A Brief Review of
Creative Bible Lessons on The Trinity:
12 Sessions to Help Students Understand Their Place in God’s Story.
Reviewed by C. Christopher Smith
The Trinity. What a difficult and yet essential concept of Christian theology! Think of all the heresies that have arisen over the span of the church’s history from misunderstanding the Trinity, and of course, our theological misgivings shape the ways in which our faith gets embodied in practice. Andrew Hedges has offered in his new book Creative Bible Lessons on The Trinity: 12 Sessions to Help Students Understand Their Place in God’s Story a wonderful and meaty resource for providing youth with a solid theological framework. What is extraordinary about this little book — the newest in a series of “Creative Bible Lessons” series — is that Hedges combines substantial ideas with a presentation style that is appropriate for and sensitive to the learning styles of youth (the book begins, for instance, with particularly helpful chapter on the learning styles of teens).
The first session on “triunity” gets the book off to an excellent start:
Community lies at the heart of the Trinity.
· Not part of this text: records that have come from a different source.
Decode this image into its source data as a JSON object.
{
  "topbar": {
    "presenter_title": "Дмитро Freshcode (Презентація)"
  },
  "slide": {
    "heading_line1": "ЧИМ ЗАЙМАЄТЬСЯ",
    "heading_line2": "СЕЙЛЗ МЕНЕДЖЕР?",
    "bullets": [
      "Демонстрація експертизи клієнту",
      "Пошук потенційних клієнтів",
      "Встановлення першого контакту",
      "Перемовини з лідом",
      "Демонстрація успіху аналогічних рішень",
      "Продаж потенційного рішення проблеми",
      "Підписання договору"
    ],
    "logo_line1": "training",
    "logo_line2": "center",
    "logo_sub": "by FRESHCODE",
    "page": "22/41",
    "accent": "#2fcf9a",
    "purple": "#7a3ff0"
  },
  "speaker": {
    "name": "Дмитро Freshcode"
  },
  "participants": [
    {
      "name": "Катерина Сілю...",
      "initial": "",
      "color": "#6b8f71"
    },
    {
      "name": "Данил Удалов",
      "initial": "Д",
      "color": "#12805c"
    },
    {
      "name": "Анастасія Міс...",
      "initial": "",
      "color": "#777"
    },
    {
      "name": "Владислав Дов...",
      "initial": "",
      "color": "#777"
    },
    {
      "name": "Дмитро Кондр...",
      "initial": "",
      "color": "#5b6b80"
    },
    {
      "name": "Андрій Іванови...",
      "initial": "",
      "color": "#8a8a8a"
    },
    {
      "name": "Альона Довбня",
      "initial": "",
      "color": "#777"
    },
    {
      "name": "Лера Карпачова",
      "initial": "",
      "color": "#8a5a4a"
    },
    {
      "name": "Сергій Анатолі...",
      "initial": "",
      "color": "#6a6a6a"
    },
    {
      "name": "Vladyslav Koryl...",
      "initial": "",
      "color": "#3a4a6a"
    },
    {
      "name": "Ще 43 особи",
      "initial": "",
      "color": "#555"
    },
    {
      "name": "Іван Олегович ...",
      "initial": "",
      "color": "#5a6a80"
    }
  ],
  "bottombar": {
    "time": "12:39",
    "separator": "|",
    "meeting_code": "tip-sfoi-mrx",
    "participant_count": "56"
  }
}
The Father, Son and Spirit share the highest and most perfect expression of what it means to live in unity and harmony. God commands that his church exhibit these characteristics (Romans 15:5-6). As believers do this, they faithfully portray the heart of God. (17)
From there, the sessions cover some of the deepest theological and practical facets of our faith: Jesus as the Word of God, The Missio Dei, the incarnation, the resurrection, Fruits of the Spirit and more. The chapter on the Fruits of the Spirit is helpful, but it does seem – an in many evangelical writings – that the parts on the Holy Spirit are otherwise a bit thin in contrast to the other parts of the book.
Overall, however, Creative Bible Lessons on The Trinity is a superb and superb curriculum that provides teens with careful language for being active and reflective members of God’s people and for thinking and conversing Christianly. Andrew Hedges rightly sets a high bar in his expectations that teens can and should be engaged in meaningful theological conversations in the life of their church communities.
C. Christopher Smith is the editor of The Englewood Review of Books and author of the recent ebook The Virtue of Dialogue: Conversation as a Hopeful Practice of Church Communities. He is currently working on co-writing a book on the theme of Slow Church (IVP Books 2013), and blogs about this new project on Patheos.com.